It’s going to be big. The Taylor Swift situation has added many fans to the iconic nature of her celebrity status. Add all those other layers, yet we still talk about the ads. We talk about the American ads a lot.
I remember years ago people getting frustrated. Why we not get the American ads and not understanding the TV world but now understanding it? I’m glad we have Canadian ads. This is a Canadian ad. So, it’s just a little play on us not seeing them. We talk about it. Now you’re going to see them through Amrit, and I explain to you what you’re missing. I thought it was just a creative idea.
It’s said the financial impact Taylor Swift has had on the Kansas City Chiefs, if you put that in money terms, is around $331 million.
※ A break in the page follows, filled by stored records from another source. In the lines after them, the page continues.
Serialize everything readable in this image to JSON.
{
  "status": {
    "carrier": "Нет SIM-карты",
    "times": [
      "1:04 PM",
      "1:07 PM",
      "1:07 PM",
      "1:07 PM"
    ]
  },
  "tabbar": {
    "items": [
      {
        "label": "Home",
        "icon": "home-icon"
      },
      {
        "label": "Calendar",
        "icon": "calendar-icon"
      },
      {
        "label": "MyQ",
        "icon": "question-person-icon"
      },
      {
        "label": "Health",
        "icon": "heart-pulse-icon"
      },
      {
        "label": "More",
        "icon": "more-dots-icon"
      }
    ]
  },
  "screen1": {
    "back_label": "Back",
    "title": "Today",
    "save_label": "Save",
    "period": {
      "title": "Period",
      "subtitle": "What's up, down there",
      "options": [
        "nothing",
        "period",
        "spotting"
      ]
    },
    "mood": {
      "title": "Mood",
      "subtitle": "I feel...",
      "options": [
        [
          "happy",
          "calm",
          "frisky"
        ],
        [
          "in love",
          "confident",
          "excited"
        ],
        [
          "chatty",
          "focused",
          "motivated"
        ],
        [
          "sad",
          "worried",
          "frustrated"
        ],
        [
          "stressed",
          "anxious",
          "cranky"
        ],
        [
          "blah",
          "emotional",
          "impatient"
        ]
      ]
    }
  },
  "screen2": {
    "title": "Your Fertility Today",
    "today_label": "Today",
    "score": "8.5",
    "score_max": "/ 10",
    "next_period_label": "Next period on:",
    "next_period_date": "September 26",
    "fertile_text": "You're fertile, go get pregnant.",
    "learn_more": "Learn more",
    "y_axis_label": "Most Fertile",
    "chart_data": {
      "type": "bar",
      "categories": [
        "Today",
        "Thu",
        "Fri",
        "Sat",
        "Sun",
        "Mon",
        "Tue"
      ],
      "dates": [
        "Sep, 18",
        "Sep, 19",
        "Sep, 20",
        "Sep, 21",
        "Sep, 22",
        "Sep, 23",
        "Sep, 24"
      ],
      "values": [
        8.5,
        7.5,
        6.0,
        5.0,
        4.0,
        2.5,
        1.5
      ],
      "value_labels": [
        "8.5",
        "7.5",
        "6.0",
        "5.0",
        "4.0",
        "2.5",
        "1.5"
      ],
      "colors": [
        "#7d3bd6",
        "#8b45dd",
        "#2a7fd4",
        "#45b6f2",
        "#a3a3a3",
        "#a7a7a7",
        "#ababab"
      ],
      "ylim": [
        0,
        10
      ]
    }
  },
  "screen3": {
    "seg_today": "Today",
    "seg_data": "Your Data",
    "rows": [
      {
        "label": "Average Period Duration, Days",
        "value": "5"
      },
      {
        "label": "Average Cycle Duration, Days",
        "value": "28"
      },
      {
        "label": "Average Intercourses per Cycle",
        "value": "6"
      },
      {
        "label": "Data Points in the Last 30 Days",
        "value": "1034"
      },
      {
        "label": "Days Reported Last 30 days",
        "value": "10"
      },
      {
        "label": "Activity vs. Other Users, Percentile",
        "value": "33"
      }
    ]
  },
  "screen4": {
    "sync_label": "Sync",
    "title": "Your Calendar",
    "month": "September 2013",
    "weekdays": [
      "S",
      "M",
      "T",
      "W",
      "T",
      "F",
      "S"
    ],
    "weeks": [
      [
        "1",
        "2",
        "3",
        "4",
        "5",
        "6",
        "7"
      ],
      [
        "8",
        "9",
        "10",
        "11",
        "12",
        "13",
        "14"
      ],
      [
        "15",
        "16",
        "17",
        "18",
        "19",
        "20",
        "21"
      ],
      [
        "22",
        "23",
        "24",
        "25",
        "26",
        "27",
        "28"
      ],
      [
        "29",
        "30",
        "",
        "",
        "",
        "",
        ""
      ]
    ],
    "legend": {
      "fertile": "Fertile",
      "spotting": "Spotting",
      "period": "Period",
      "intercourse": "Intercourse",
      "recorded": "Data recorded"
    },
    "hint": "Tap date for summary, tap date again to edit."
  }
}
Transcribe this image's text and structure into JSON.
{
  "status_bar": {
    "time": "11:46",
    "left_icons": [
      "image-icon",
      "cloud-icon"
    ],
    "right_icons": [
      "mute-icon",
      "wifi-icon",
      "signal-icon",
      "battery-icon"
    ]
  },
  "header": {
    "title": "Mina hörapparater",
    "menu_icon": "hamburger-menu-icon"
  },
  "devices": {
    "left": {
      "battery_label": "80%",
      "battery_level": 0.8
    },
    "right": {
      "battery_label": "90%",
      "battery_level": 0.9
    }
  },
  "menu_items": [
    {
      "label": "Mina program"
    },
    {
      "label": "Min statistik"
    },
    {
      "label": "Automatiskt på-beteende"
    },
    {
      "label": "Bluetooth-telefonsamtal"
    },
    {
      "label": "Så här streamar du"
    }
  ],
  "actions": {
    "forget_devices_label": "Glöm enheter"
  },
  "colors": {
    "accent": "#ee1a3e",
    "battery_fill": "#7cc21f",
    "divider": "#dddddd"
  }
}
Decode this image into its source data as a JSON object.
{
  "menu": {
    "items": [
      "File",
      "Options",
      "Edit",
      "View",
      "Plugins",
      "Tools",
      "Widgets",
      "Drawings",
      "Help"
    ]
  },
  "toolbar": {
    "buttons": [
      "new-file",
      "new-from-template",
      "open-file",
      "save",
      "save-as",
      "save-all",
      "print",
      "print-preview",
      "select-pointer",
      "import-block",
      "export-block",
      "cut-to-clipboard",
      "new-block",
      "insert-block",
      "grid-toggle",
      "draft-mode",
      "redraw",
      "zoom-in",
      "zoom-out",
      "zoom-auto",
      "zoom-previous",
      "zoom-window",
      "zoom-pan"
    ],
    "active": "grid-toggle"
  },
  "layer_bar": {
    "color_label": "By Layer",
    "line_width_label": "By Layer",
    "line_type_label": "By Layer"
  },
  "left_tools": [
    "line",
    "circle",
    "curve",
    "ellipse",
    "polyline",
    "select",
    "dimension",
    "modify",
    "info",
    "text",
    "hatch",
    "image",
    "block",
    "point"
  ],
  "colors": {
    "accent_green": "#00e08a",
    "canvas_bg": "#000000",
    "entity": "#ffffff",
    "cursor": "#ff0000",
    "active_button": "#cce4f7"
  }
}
A lot of chips. I look at everything in chips.
How much input did you have in the Doritos campaign?
We both did. You’re shaping their idea, and you’re just trying to make sure it works for them and keep everybody on the same page. Any great creative team will always work with the performers, and they were no different. The idea was clear to me what had to be done. We just had to execute it. It was so well written and created. They were great at letting us use our comedic skills and add more. I’m all about the funny, and Armrit was the same, and we just want it to be funny.
Are you getting family and friends together for the big view?
Friends, family, not as much. My wife and daughters, and my son, don’t watch it. Their attention is on the halftime show. While they watch the commercials, I watch the game. Despite the games being on, they'll talk as if they aren't. I don’t want to watch that near them. So, I kind of watch it with friends or myself. If I watch it myself, I just sit and eat all day. It’s great.
Do you have a favourite Super Bowl?
Good question. I’m excited about this one. This is like a pick 'em game. There’s no big favourite.
Not a favourite, but memorable when Seattle blew that game on the goal line instead of running the ball with Marshawn Lynch. I generally haven’t had a team in it. It’s not like it’s a Toronto team. I love watching a good game. My friends and I’ll do a pool You eat a lot of things and just chuck your diet.
What’s coming up for you on the comedy side?
I have a tour. I’m on an American show right now called Animal Control with Joel McHale that films in Vancouver. I’m back and forth a lot to Vancouver. I’m doing a small tour, and then I’m going to hit some U.S. cities next year, which is the first for me. Family Feud Canada is coming back in the fall, I hope. Working on writing new shows. I always have my stand-up tour, which I appreciate. I’m doing a new tour with new material. Six states are coming up starting in March.